## PROMPT
Copy the records below in full and leave every image out of the copy.

(Dataset entries)
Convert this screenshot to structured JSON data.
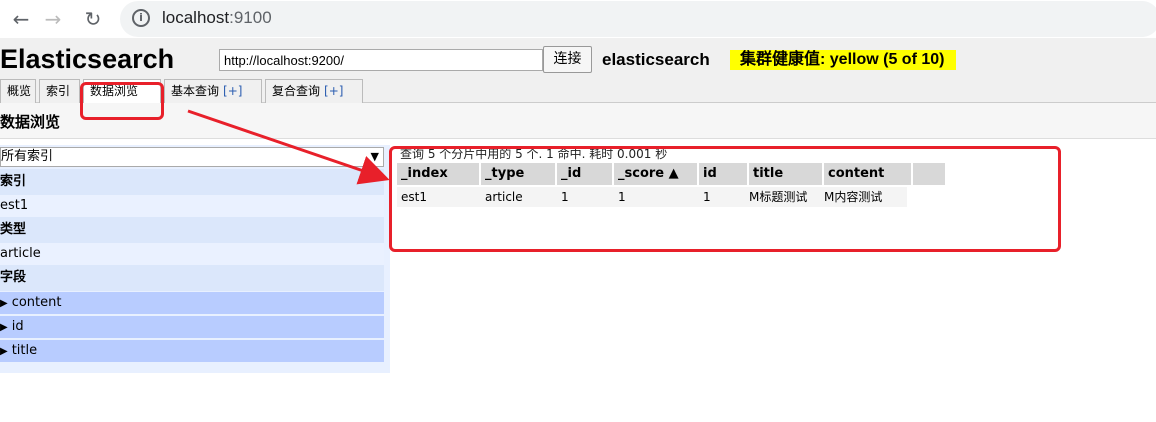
{
  "browser": {
    "url_host": "localhost",
    "url_port": ":9100",
    "back_icon": "arrow-left-icon",
    "forward_icon": "arrow-right-icon",
    "reload_icon": "reload-icon"
  },
  "header": {
    "brand": "Elasticsearch",
    "connect_url": "http://localhost:9200/",
    "connect_label": "连接",
    "cluster_name": "elasticsearch",
    "health": "集群健康值: yellow (5 of 10)",
    "health_color": "#ffff00"
  },
  "tabs": [
    {
      "label": "概览",
      "plus": ""
    },
    {
      "label": "索引",
      "plus": ""
    },
    {
      "label": "数据浏览",
      "plus": ""
    },
    {
      "label": "基本查询",
      "plus": "[+]"
    },
    {
      "label": "复合查询",
      "plus": "[+]"
    }
  ],
  "section_title": "数据浏览",
  "filters": {
    "index_select": "所有索引",
    "index_heading": "索引",
    "index_value": "est1",
    "type_heading": "类型",
    "type_value": "article",
    "field_heading": "字段",
    "fields": [
      "content",
      "id",
      "title"
    ]
  },
  "results": {
    "summary": "查询 5 个分片中用的 5 个. 1 命中. 耗时 0.001 秒",
    "columns": [
      "_index",
      "_type",
      "_id",
      "_score ▲",
      "id",
      "title",
      "content"
    ],
    "rows": [
      [
        "est1",
        "article",
        "1",
        "1",
        "1",
        "M标题测试",
        "M内容测试"
      ]
    ]
  },
  "annotation_color": "#e8202a"
}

## YOUR SOLUTION
Convert this screenshot to structured JSON data.
{
  "browser": {
    "url_host": "localhost",
    "url_port": ":9100",
    "back_icon": "arrow-left-icon",
    "forward_icon": "arrow-right-icon",
    "reload_icon": "reload-icon"
  },
  "header": {
    "brand": "Elasticsearch",
    "connect_url": "http://localhost:9200/",
    "connect_label": "连接",
    "cluster_name": "elasticsearch",
    "health": "集群健康值: yellow (5 of 10)",
    "health_color": "#ffff00"
  },
  "tabs": [
    {
      "label": "概览",
      "plus": ""
    },
    {
      "label": "索引",
      "plus": ""
    },
    {
      "label": "数据浏览",
      "plus": ""
    },
    {
      "label": "基本查询",
      "plus": "[+]"
    },
    {
      "label": "复合查询",
      "plus": "[+]"
    }
  ],
  "section_title": "数据浏览",
  "filters": {
    "index_select": "所有索引",
    "index_heading": "索引",
    "index_value": "est1",
    "type_heading": "类型",
    "type_value": "article",
    "field_heading": "字段",
    "fields": [
      "content",
      "id",
      "title"
    ]
  },
  "results": {
    "summary": "查询 5 个分片中用的 5 个. 1 命中. 耗时 0.001 秒",
    "columns": [
      "_index",
      "_type",
      "_id",
      "_score ▲",
      "id",
      "title",
      "content"
    ],
    "rows": [
      [
        "est1",
        "article",
        "1",
        "1",
        "1",
        "M标题测试",
        "M内容测试"
      ]
    ]
  },
  "annotation_color": "#e8202a"
}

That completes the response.